Willy Street businesses hope for peaceful reaction to DA’s decision

City seeks to declare landlord of ‘substandard’ properties as ‘nuisance’
House on Williamson Street where Tony Robinson was killed

Businesses along Williamson Street are looking at the history of peaceful demonstrations in gauging how the community will react to District Attorney Ismael Ozanne’s decision to not criminally charge Officer Matt Kenny, who shot and killed Tony Robinson March 6.

“I think just try to be as peaceful as possible,” said Patsy Aleman, who lives and works on Willy Street. “If we see something’s going on just try to keep calm.”

Leading up to Ozanne’s decision, Aleman’s boss is keeping the El Sabor de Puebla Mexican Restaurant, which sits just two doors down from the home where Robinson was killed, open Tuesday. They’ll be waiting to see how people react.

“I don’t blame them for the anger. I know how emotional and sad of losing someone,” Aleman said. “Just as best as possible as we can, I know it’s a very hard issue, but just try to keep calm.”

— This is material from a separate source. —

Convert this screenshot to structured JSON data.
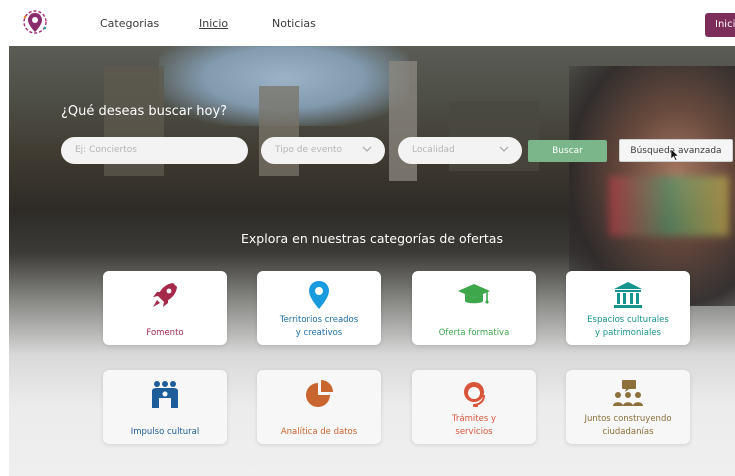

Across the street, Spirit Gas Station attendant Vijay Atalia, who was there the night of the shooting, does not worry about Tuesday because protesting has always been peaceful.

“No. We don’t have any problem in the store actually,” Atalia said.

Peace was the universal theme from city leaders.

“I hope no one wants to do something different with our city,” Supervisor Shelia Stubbs said. “Because it is a beautiful city. Let’s be peaceful. Let’s respect the Robinson family.”

Robinson’s family has planned a 4 p.m. news conference at the Social Justice Center, which is just down the street from the home where he died. The news conference will be after a meeting with Ozanne after he releases his decision.

After their news conference, Robinson’s family plans to march with supporters to the Capitol.

Willy Street Coop Communications Director Brendon Smith said because of traffic problems anticipated from a planned Wednesday march, the Willy Street location will be closed that day.